> **Exercise goal**
Tally the lines below that contain the word "invoice", then give the tally and nothing more.
*** Dataset extract
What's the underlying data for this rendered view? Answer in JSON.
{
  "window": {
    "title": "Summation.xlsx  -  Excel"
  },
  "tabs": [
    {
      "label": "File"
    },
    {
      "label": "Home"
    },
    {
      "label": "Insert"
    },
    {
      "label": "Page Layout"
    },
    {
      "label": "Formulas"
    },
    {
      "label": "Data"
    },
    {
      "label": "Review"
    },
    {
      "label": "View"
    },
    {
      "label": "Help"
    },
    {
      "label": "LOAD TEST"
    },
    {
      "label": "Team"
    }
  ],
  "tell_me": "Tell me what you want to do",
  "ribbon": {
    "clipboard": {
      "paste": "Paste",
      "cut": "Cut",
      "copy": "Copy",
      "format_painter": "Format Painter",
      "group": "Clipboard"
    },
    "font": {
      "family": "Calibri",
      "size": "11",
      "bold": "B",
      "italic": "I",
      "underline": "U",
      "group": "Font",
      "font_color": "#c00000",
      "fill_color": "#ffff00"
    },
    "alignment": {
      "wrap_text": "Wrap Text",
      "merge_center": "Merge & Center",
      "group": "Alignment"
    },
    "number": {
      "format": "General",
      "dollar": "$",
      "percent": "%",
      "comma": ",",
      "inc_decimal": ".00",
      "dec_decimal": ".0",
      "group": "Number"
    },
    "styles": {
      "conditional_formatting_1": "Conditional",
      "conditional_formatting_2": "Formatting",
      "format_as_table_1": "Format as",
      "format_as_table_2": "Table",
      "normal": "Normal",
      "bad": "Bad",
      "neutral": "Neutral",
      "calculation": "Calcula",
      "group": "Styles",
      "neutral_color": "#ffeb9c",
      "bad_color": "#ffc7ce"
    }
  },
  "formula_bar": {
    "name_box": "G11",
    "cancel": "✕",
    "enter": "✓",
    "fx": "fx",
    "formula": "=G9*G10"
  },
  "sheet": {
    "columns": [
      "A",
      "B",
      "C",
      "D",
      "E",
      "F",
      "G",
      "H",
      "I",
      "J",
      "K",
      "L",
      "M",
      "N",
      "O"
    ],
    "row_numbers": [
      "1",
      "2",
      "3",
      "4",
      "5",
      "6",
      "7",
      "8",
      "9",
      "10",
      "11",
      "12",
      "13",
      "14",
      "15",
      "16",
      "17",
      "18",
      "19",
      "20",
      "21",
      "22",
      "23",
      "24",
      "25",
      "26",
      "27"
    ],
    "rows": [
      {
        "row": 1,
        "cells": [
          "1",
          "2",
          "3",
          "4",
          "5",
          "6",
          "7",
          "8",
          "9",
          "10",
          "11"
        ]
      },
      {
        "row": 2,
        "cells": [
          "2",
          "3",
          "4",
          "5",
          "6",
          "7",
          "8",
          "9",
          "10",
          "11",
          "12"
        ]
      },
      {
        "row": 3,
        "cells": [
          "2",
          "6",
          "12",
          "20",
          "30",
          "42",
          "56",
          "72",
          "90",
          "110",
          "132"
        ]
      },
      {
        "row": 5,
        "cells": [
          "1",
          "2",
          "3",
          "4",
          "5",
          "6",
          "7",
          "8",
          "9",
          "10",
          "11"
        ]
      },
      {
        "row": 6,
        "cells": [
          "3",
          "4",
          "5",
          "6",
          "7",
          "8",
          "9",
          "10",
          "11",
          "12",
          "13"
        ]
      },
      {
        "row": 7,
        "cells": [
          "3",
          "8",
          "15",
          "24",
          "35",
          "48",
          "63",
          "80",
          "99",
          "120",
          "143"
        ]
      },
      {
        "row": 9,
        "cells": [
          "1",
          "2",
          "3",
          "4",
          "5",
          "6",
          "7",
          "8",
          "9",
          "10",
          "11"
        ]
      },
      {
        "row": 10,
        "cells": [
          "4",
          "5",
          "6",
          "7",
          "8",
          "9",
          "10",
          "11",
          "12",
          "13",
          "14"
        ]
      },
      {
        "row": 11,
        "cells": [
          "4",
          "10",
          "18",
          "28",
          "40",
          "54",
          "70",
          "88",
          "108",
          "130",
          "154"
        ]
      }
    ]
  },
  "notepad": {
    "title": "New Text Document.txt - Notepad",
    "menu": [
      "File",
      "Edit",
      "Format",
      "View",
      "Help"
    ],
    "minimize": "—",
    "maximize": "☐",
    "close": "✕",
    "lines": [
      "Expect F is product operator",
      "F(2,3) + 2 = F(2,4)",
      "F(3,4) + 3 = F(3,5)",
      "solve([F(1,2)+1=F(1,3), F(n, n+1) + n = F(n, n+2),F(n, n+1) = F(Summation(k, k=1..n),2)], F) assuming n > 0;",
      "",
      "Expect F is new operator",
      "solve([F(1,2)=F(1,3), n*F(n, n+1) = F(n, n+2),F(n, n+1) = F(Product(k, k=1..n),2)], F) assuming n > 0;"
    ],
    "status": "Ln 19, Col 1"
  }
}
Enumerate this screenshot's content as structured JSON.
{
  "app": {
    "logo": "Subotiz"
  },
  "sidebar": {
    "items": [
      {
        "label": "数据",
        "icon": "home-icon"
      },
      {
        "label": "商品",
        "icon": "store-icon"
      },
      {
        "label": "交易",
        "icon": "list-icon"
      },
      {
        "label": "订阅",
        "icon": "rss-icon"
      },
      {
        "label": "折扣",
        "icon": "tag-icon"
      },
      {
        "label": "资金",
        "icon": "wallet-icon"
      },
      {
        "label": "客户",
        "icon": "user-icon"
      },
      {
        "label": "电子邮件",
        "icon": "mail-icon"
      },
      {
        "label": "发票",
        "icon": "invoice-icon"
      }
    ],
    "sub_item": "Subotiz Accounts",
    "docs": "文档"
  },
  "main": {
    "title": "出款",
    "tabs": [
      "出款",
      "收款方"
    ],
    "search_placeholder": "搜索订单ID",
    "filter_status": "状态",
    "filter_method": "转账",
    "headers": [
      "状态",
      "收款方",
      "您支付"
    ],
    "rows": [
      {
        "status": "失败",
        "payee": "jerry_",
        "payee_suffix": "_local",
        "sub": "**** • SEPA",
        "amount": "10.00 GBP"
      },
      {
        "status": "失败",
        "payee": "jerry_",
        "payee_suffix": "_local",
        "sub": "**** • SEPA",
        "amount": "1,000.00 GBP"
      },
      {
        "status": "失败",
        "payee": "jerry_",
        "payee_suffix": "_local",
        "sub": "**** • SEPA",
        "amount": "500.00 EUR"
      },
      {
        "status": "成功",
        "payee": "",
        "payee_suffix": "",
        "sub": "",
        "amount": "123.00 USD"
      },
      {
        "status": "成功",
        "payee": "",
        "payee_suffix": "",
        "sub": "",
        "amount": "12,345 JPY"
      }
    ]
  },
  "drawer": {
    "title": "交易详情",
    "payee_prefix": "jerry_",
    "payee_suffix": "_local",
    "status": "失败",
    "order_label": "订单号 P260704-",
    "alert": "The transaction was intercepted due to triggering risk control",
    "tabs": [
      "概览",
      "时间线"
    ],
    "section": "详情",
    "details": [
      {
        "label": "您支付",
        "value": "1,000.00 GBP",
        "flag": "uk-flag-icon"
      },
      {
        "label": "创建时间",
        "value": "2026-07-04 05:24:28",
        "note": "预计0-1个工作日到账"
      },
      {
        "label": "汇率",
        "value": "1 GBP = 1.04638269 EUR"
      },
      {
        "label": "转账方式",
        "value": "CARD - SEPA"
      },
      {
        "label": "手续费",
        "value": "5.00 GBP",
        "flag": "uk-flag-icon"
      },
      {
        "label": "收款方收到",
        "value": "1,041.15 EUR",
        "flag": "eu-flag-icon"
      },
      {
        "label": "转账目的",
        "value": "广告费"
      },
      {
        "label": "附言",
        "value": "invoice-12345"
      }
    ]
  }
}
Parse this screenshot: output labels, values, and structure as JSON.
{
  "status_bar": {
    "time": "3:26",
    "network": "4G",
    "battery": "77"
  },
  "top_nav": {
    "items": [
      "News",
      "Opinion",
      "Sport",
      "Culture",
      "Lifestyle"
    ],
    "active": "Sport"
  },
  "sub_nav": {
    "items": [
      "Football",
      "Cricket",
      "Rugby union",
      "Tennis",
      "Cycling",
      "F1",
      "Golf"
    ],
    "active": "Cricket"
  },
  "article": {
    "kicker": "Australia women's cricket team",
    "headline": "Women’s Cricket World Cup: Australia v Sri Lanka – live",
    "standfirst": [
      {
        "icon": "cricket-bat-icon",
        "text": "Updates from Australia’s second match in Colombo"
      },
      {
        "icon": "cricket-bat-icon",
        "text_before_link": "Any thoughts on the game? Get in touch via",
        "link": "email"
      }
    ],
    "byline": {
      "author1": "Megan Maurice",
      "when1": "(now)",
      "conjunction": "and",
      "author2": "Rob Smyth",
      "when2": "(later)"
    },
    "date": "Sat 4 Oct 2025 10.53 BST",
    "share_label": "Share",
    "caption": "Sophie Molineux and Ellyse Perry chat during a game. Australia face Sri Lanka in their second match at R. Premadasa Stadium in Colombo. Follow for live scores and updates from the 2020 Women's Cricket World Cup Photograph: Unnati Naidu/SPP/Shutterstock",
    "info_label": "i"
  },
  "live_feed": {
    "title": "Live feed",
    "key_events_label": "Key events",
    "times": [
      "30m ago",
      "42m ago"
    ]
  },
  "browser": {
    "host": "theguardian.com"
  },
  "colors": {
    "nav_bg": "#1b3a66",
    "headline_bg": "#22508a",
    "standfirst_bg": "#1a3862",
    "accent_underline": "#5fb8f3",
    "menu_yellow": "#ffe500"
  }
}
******
> **Answer box**
2